> Your task: Write out each record exactly as it stands. No pictures belong in the copy.

> Source material:

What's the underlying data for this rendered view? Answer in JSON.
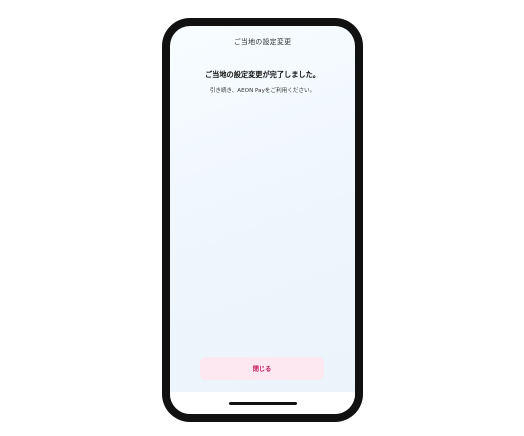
{
  "header": {
    "title": "ご当地の設定変更"
  },
  "message": {
    "title": "ご当地の設定変更が完了しました。",
    "subtitle": "引き続き、AEON Payをご利用ください。"
  },
  "actions": {
    "close_label": "閉じる"
  },
  "colors": {
    "accent": "#c2185b",
    "button_bg": "#fde8f1",
    "frame": "#111111"
  }
}
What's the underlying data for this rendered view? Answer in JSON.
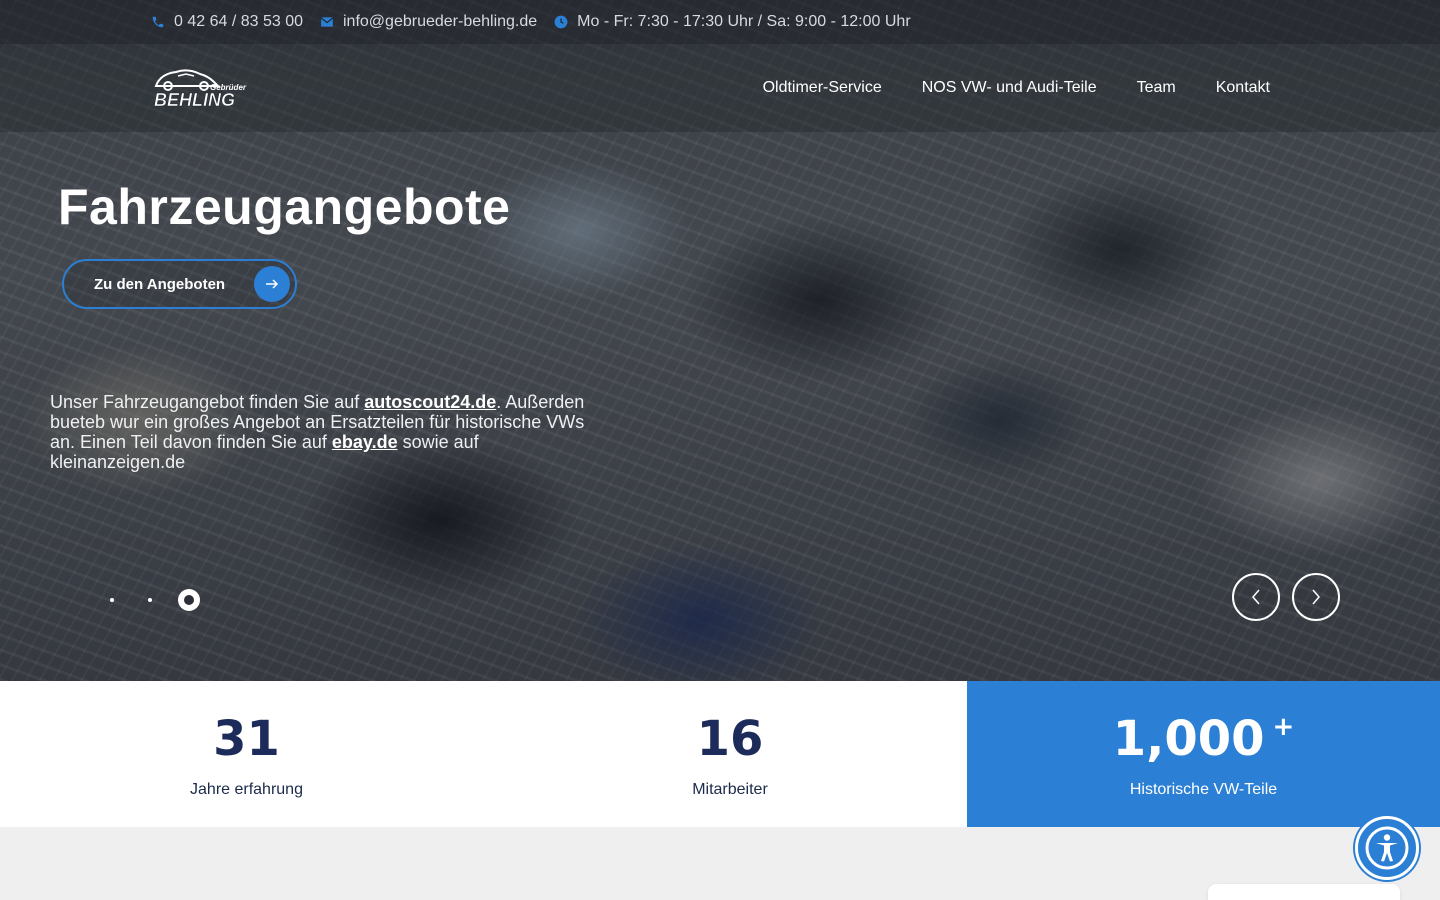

> Answer below:
What's the underlying data for this rendered view? Answer in JSON.
{
  "header": {
    "title": "ご当地の設定変更"
  },
  "message": {
    "title": "ご当地の設定変更が完了しました。",
    "subtitle": "引き続き、AEON Payをご利用ください。"
  },
  "actions": {
    "close_label": "閉じる"
  },
  "colors": {
    "accent": "#c2185b",
    "button_bg": "#fde8f1",
    "frame": "#111111"
  }
}
What's the underlying data for this rendered view? Answer in JSON.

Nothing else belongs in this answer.